Is there any truth to the Bible codes?

The Bible has several fascinating traits that some claim are the fingerprint of God in the book. Some claim that one such discovery is the Bible Code. This method seeks to find hidden messages that relate to modern events by using the computer to find equidistant letter sequences, or ELS. That is, by noting every fourth letter, or every fifth letter, and so on, in the original Hebrew of the OT, one will inevitably find messages or words spelled out.
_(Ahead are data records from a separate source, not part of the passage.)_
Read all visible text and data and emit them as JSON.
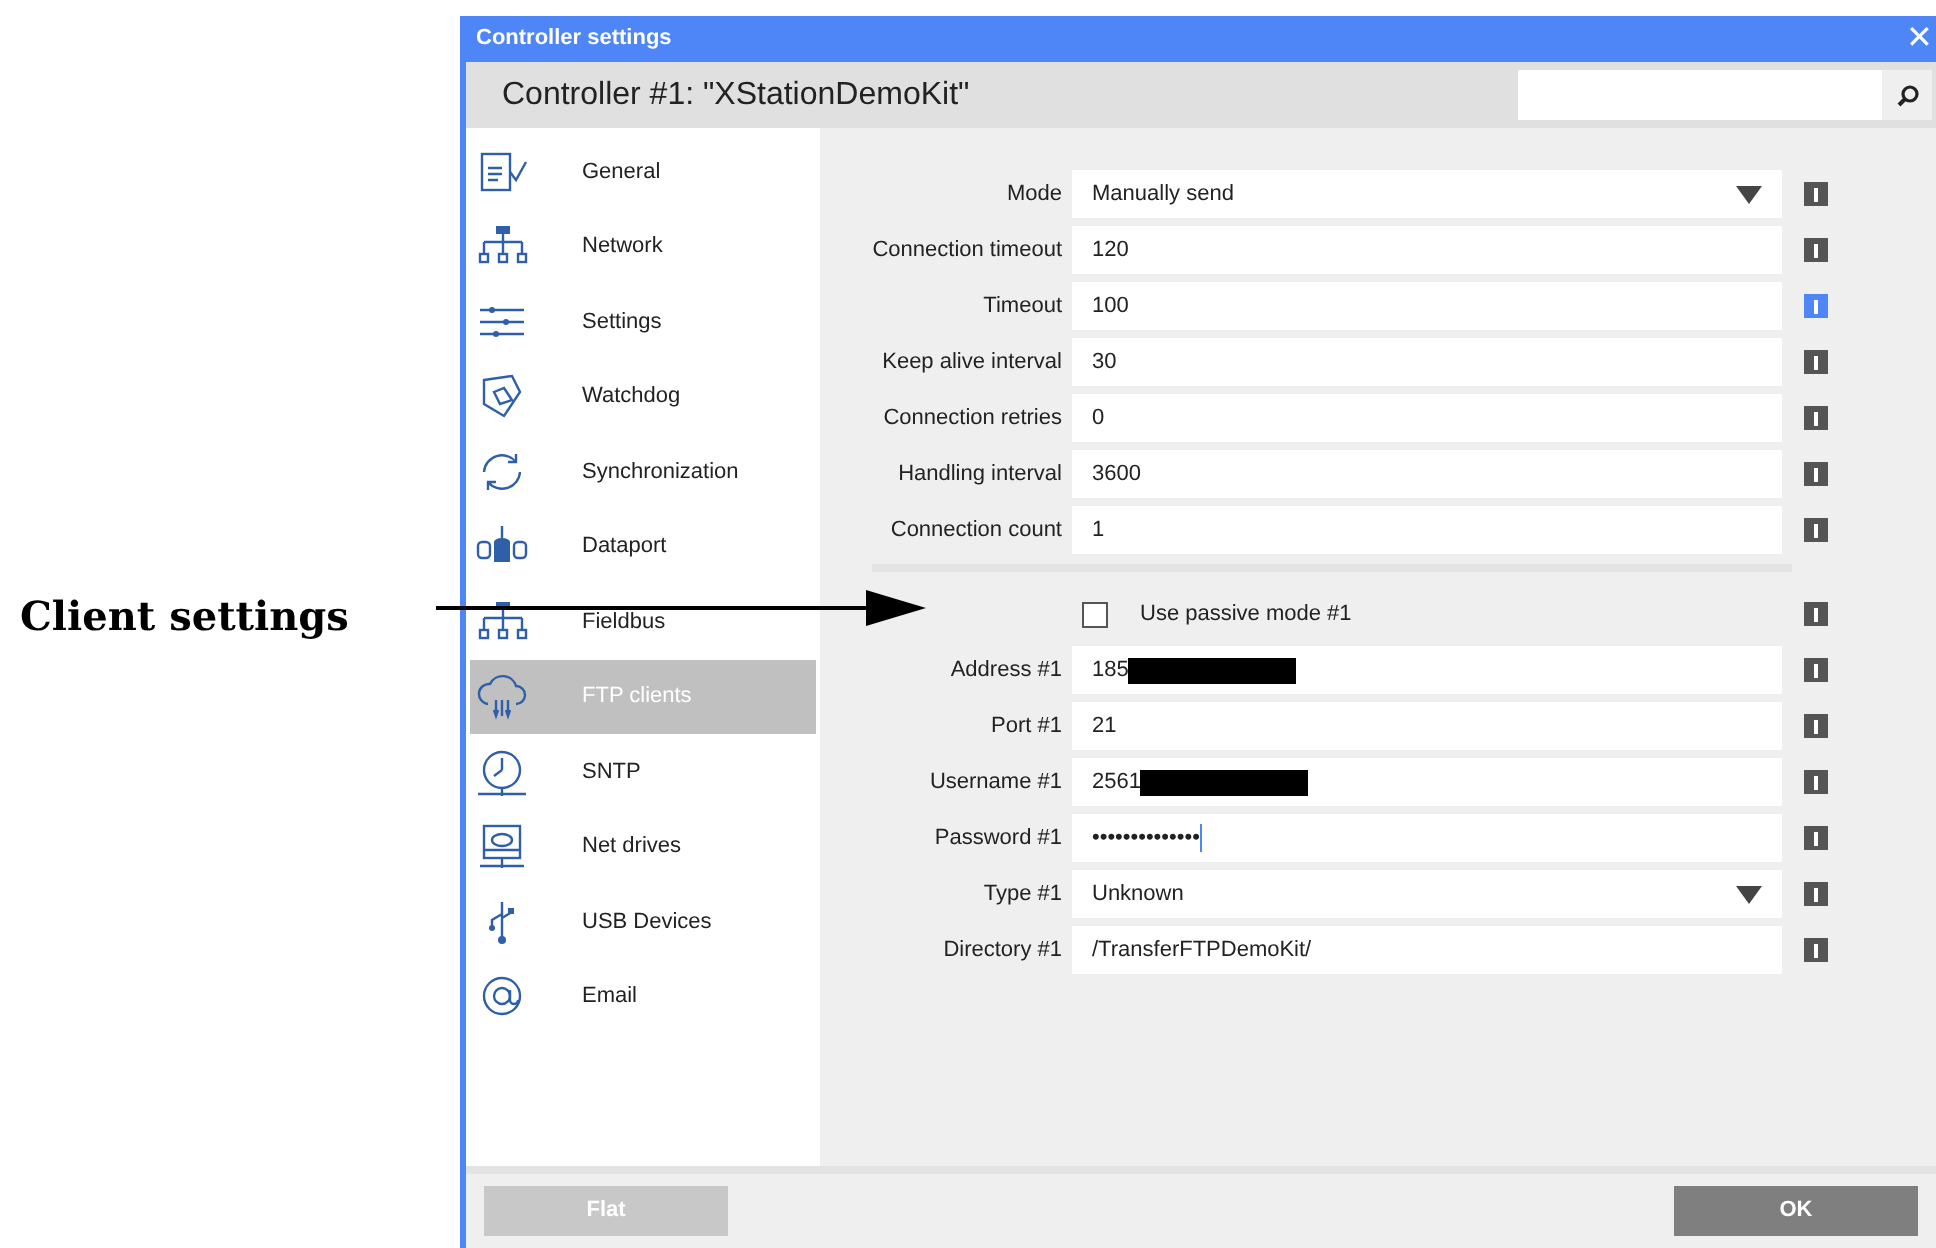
{
  "annotation": {
    "label": "Client settings"
  },
  "window": {
    "title": "Controller settings",
    "close": "✕"
  },
  "header": {
    "title": "Controller #1: \"XStationDemoKit\""
  },
  "sidebar": {
    "items": [
      {
        "label": "General",
        "selected": false
      },
      {
        "label": "Network",
        "selected": false
      },
      {
        "label": "Settings",
        "selected": false
      },
      {
        "label": "Watchdog",
        "selected": false
      },
      {
        "label": "Synchronization",
        "selected": false
      },
      {
        "label": "Dataport",
        "selected": false
      },
      {
        "label": "Fieldbus",
        "selected": false
      },
      {
        "label": "FTP clients",
        "selected": true
      },
      {
        "label": "SNTP",
        "selected": false
      },
      {
        "label": "Net drives",
        "selected": false
      },
      {
        "label": "USB Devices",
        "selected": false
      },
      {
        "label": "Email",
        "selected": false
      }
    ]
  },
  "fields": [
    {
      "kind": "select",
      "label": "Mode",
      "value": "Manually send",
      "info_highlighted": false
    },
    {
      "kind": "text",
      "label": "Connection timeout",
      "value": "120",
      "info_highlighted": false
    },
    {
      "kind": "text",
      "label": "Timeout",
      "value": "100",
      "info_highlighted": true
    },
    {
      "kind": "text",
      "label": "Keep alive interval",
      "value": "30",
      "info_highlighted": false
    },
    {
      "kind": "text",
      "label": "Connection retries",
      "value": "0",
      "info_highlighted": false
    },
    {
      "kind": "text",
      "label": "Handling interval",
      "value": "3600",
      "info_highlighted": false
    },
    {
      "kind": "text",
      "label": "Connection count",
      "value": "1",
      "info_highlighted": false
    },
    {
      "kind": "separator"
    },
    {
      "kind": "checkbox",
      "label": "Use passive mode #1",
      "checked": false,
      "info_highlighted": false
    },
    {
      "kind": "text",
      "label": "Address #1",
      "value": "185",
      "redacted": true,
      "info_highlighted": false
    },
    {
      "kind": "text",
      "label": "Port #1",
      "value": "21",
      "info_highlighted": false
    },
    {
      "kind": "text",
      "label": "Username #1",
      "value": "2561",
      "redacted": true,
      "info_highlighted": false
    },
    {
      "kind": "password",
      "label": "Password #1",
      "value": "••••••••••••••",
      "focused": true,
      "info_highlighted": false
    },
    {
      "kind": "select",
      "label": "Type #1",
      "value": "Unknown",
      "info_highlighted": false
    },
    {
      "kind": "text",
      "label": "Directory #1",
      "value": "/TransferFTPDemoKit/",
      "info_highlighted": false
    }
  ],
  "footer": {
    "buttons": [
      {
        "label": "Flat",
        "disabled": true
      },
      {
        "label": "OK",
        "disabled": false
      }
    ]
  }
}
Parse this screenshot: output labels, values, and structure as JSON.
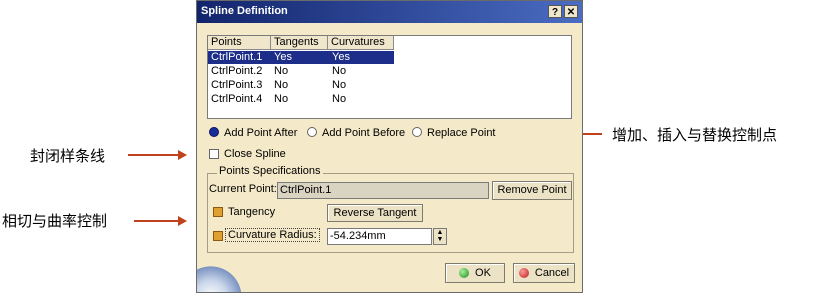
{
  "dialog": {
    "title": "Spline Definition",
    "help_button": "?",
    "close_button": "✕"
  },
  "table": {
    "columns": [
      "Points",
      "Tangents",
      "Curvatures"
    ],
    "rows": [
      {
        "point": "CtrlPoint.1",
        "tangent": "Yes",
        "curvature": "Yes",
        "selected": true
      },
      {
        "point": "CtrlPoint.2",
        "tangent": "No",
        "curvature": "No"
      },
      {
        "point": "CtrlPoint.3",
        "tangent": "No",
        "curvature": "No"
      },
      {
        "point": "CtrlPoint.4",
        "tangent": "No",
        "curvature": "No"
      }
    ]
  },
  "mode": {
    "options": [
      "Add Point After",
      "Add Point Before",
      "Replace Point"
    ],
    "selected": "Add Point After"
  },
  "close_spline": {
    "label": "Close Spline",
    "checked": false
  },
  "points_spec": {
    "group_label": "Points Specifications",
    "current_point_label": "Current Point:",
    "current_point_value": "CtrlPoint.1",
    "remove_point": "Remove Point",
    "tangency_label": "Tangency",
    "tangency_checked": true,
    "reverse_tangent": "Reverse Tangent",
    "curvature_label": "Curvature Radius:",
    "curvature_checked": true,
    "curvature_value": "-54.234mm"
  },
  "footer": {
    "ok": "OK",
    "cancel": "Cancel"
  },
  "annotations": {
    "add_insert_replace": "增加、插入与替换控制点",
    "close_spline": "封闭样条线",
    "tangency_curvature": "相切与曲率控制"
  },
  "colors": {
    "arrow": "#c0421c",
    "titlebar": "#12246c",
    "selection": "#1c2d8a"
  }
}
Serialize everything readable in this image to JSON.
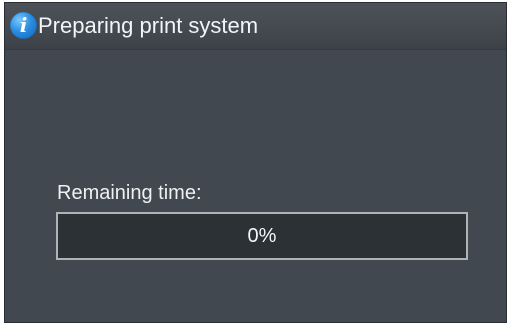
{
  "dialog": {
    "icon": "info-icon",
    "icon_glyph": "i",
    "title": "Preparing print system"
  },
  "progress": {
    "label": "Remaining time:",
    "value_text": "0%",
    "fraction": 0.0
  },
  "colors": {
    "background": "#414850",
    "titlebar": "#474c53",
    "info_icon": "#2a8de0",
    "progress_track": "#2c3136",
    "progress_border": "#aeb3b8",
    "text": "#f2f4f6"
  }
}
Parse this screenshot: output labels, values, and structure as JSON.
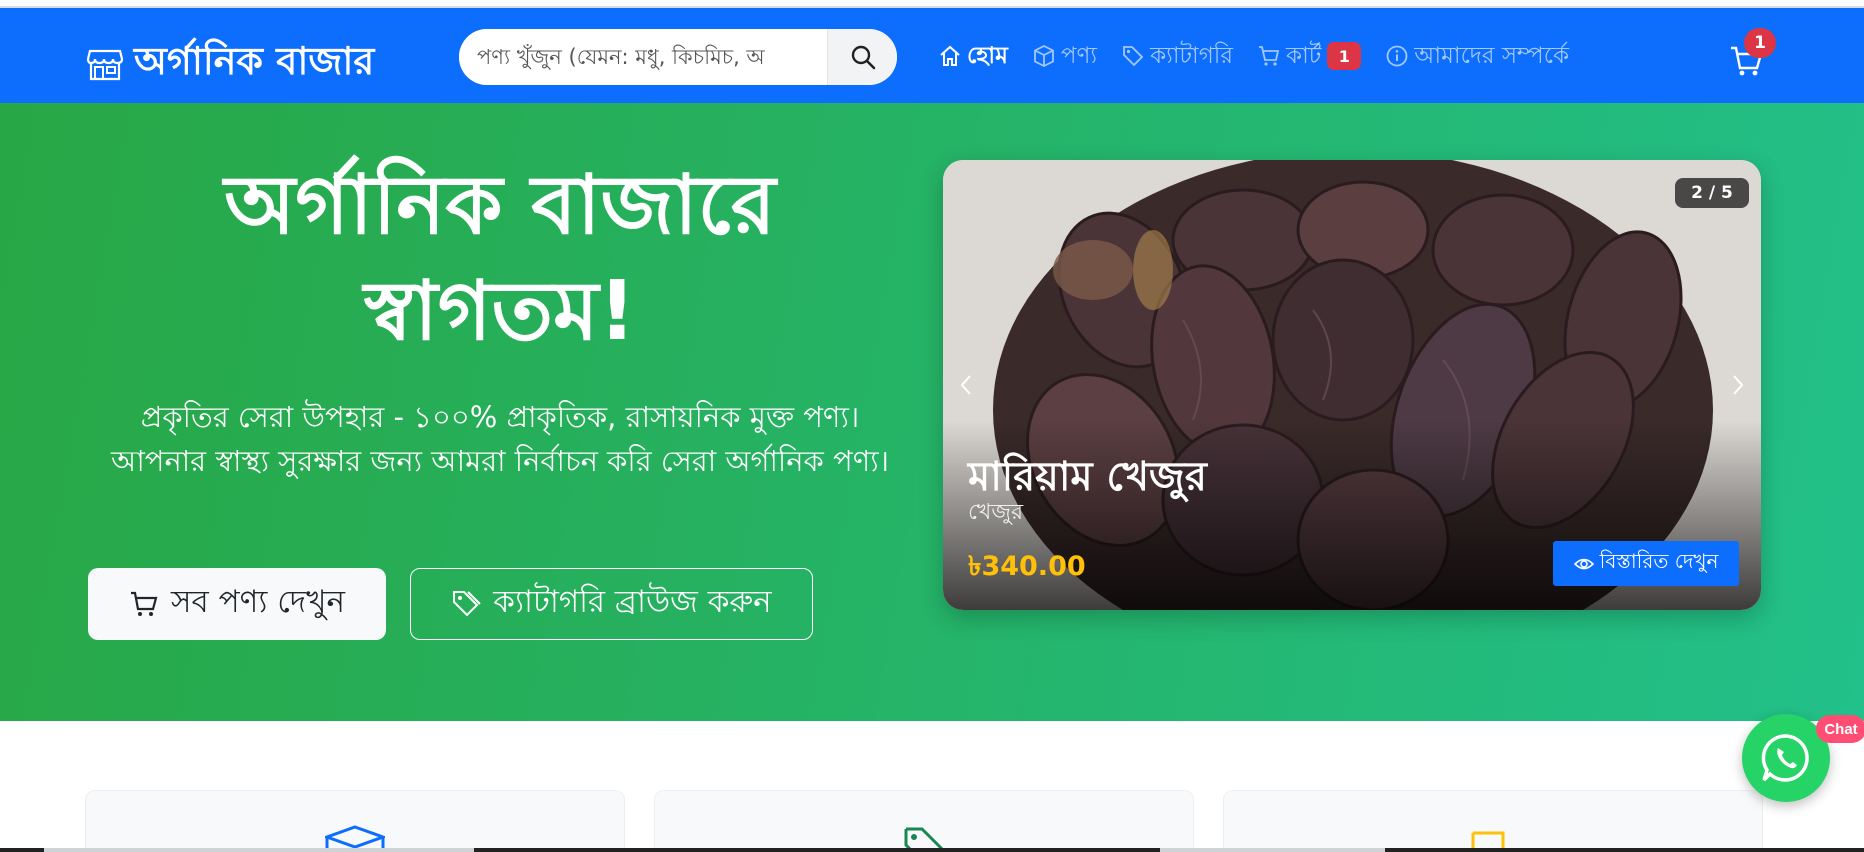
{
  "navbar": {
    "brand": "অর্গানিক বাজার",
    "search_placeholder": "পণ্য খুঁজুন (যেমন: মধু, কিচমিচ, অ",
    "nav_items": [
      {
        "label": "হোম",
        "icon": "house-icon",
        "active": true
      },
      {
        "label": "পণ্য",
        "icon": "box-icon",
        "active": false
      },
      {
        "label": "ক্যাটাগরি",
        "icon": "tag-icon",
        "active": false
      },
      {
        "label": "কার্ট",
        "icon": "cart-icon",
        "active": false,
        "badge": "1"
      },
      {
        "label": "আমাদের সম্পর্কে",
        "icon": "info-icon",
        "active": false
      }
    ],
    "cart_badge": "1"
  },
  "hero": {
    "title_line1": "অর্গানিক বাজারে",
    "title_line2": "স্বাগতম!",
    "subtitle": "প্রকৃতির সেরা উপহার - ১০০% প্রাকৃতিক, রাসায়নিক মুক্ত পণ্য। আপনার স্বাস্থ্য সুরক্ষার জন্য আমরা নির্বাচন করি সেরা অর্গানিক পণ্য।",
    "btn_products": "সব পণ্য দেখুন",
    "btn_categories": "ক্যাটাগরি ব্রাউজ করুন"
  },
  "carousel": {
    "counter": "2 / 5",
    "product_name": "মারিয়াম খেজুর",
    "category": "খেজুর",
    "price": "৳340.00",
    "details_btn": "বিস্তারিত দেখুন",
    "total_slides": 5,
    "active_slide": 2
  },
  "chat": {
    "badge": "Chat"
  },
  "colors": {
    "primary": "#0d6efd",
    "hero_start": "#28a745",
    "hero_end": "#22c08a",
    "danger": "#dc3545",
    "price": "#ffc107",
    "whatsapp": "#25d366"
  }
}
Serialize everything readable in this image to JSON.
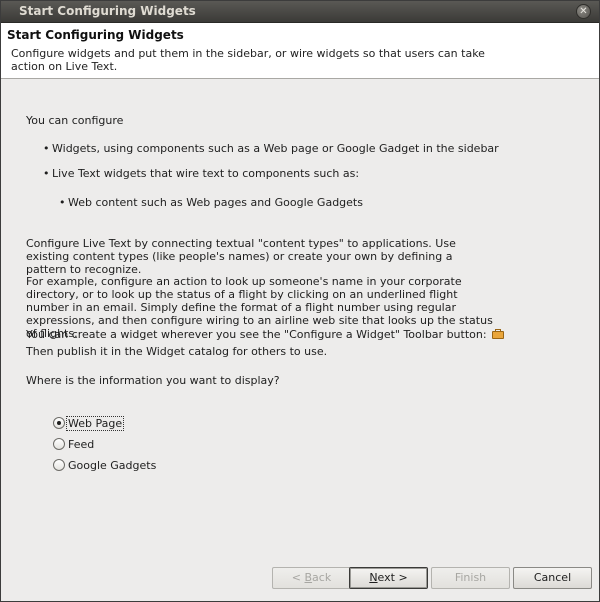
{
  "window": {
    "title": "Start Configuring Widgets",
    "close_glyph": "✕"
  },
  "header": {
    "title": "Start Configuring Widgets",
    "description": "Configure widgets and put them in the sidebar, or wire widgets so that users can take action on Live Text."
  },
  "main": {
    "intro": "You can configure",
    "bullets": [
      "Widgets, using components such as a Web page or Google Gadget in the sidebar",
      "Live Text widgets that wire text to components such as:"
    ],
    "sub_bullets": [
      "Web content such as Web pages and Google Gadgets"
    ],
    "paragraph1": "Configure Live Text by connecting textual \"content types\" to applications. Use existing content types (like people's names) or create your own by defining a pattern to recognize.",
    "paragraph2": "For example, configure an action to look up someone's name in your corporate directory, or to look up the status of a flight by clicking on an underlined flight number in an email. Simply define the format of a flight number using regular expressions, and then configure wiring to an airline web site that looks up the status of flights.",
    "toolbar_line": "You can create a widget wherever you see the \"Configure a Widget\" Toolbar button:",
    "toolbar_icon": "briefcase-icon",
    "publish_line": "Then publish it in the Widget catalog for others to use.",
    "question": "Where is the information you want to display?",
    "options": [
      {
        "label": "Web Page",
        "selected": true
      },
      {
        "label": "Feed",
        "selected": false
      },
      {
        "label": "Google Gadgets",
        "selected": false
      }
    ]
  },
  "buttons": {
    "back": {
      "mnemonic": "B",
      "rest": "ack",
      "prefix": "< ",
      "enabled": false
    },
    "next": {
      "mnemonic": "N",
      "rest": "ext >",
      "enabled": true
    },
    "finish": {
      "label": "Finish",
      "enabled": false
    },
    "cancel": {
      "label": "Cancel",
      "enabled": true
    }
  },
  "colors": {
    "background": "#edeceb",
    "titlebar": "#3b3a37",
    "header_bg": "#ffffff"
  }
}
Another way to investigate the Bible for hidden meanings is by checking the meaning of the proper names. For instance, Adam means Man. Enoch means Teaching. Noah means Rest. Chuck Missler reported an astonishing message that was spelled out by the genealogy from Adam through Moses. First, take the names in order: Adam Seth Enosh Kenan Mahalalel Jared Enoch Methuselah Lamech Noah. Now put their meanings in order: “Man (is) appointed mortal sorrow; (but) the Blessed God shall come down teaching (that) His death shall bring (the) despairing rest.” That’s remarkable – the Gospel is spelled out in the names of these men.

Some scholars have noted the recurrence of the number seven (or multiples of seven) throughout the Bible. The Sabbath on the seventh day; the seven years of plenty and the seven years of famine in Egypt; the seven priests and seven trumpets marching around Jericho; the Sabbath Year of the land are well-known examples. Even more astonishing, though, is the occurrence of the number 7 behind the scenes. Look at some of the amazing discoveries made by Dr. Ivan Panin:

For example, the first 17 verses of Matthew deal with the genealogy of Jesus Christ. The number seven figures predominantly in many ways:

The number of words which are nouns is exactly 56, or 7 x 8.
The Greek word “the” occurs most frequently in the passage: exactly 56 times, or 7 x 8.
There are two main sections in the passage: verses 1-11, and 12-17. In the first main section, the number of Greek vocabulary words used is 49, or 7 x 7.
Of these 49 words, the number of those beginning with a vowel is 28, or 7 x 4. The number of words beginning with a consonant is 21, or 7 x 3.
The total numbers of letters in these 49 words is 266, or 7 x 38 – exactly! The number of vowels among these 266 letters is 140, or 7 x 20. The number of consonants is 126, or 7 x 18 – exactly.
Of the 49 words, the number of words which occur more than once is 35, or 7 x 5. The number of words occurring only once is 14, or 7 x 2. The number of words which occur in only one form is exactly 42, or 7 x 6. The number of words appearing in more than one form is also 7.
The number of the 49 Greek vocabulary words which are nouns is 42, or 7 x 6. Of the nouns, 35 are proper names, or exactly 7 x 5. These 35 names are used 63 times, or 7 x 9. The number of male names is exactly 28, or 7 x 4. These male names occur 56 times, or 7 x 8. The number which are not male names is 7.
Three women are mentioned – Tamar, Rahab, and Ruth. The number of Greek letters in these three names is 14, 7 x 2.

Still another Bible oddity occurs when you realize that every Hebrew and Greek letter has a number equivalent (the Greek or Hebrew equivalent of A = 1, B = 2, C = 3). What happens when you add up those numbers? Let’s take the passage of John 21:11: “Simon Peter went up and drew the net to land full of great fishes, an hundred and fifty and three.” Does the figure of 153 have any parallels? Yes: In the record of the miraculous draught, the word for “fishes” comes to 1,224, or 8 x 153, and the words for “the net” have the same value, 1,224. “Multitude of fishes” is 1,069, or 16 x 153. The numerical equivalent of verses 9-11 gets 28,460, or 186 x 153. The letters added up for all of verse 11 is 15,758 or 103 x 153.


These are not the only methods of seeing messages behind the words. But do let us remember that what God has plainly written is to be taken of greater value than the hidden meanings.

What Do You Think?

a. Do these amazing Bible facts convince you that the Bible was inspired by God? Why or why not?


About Steve Husting

Steve Husting lives in Southern California with his wife and son. He enjoys encouraging others through writing, and likes reading, digital photography, the outdoors, calligraphy, making iPhone apps, and chocolate. He has written several books, iPhone apps, and hundreds of Christian devotionals. Steve is also having a great time illustrating God's Word with calligraphy.
This entry was posted in The Bible. Bookmark the permalink.

Leave a Reply

Your email address will not be published.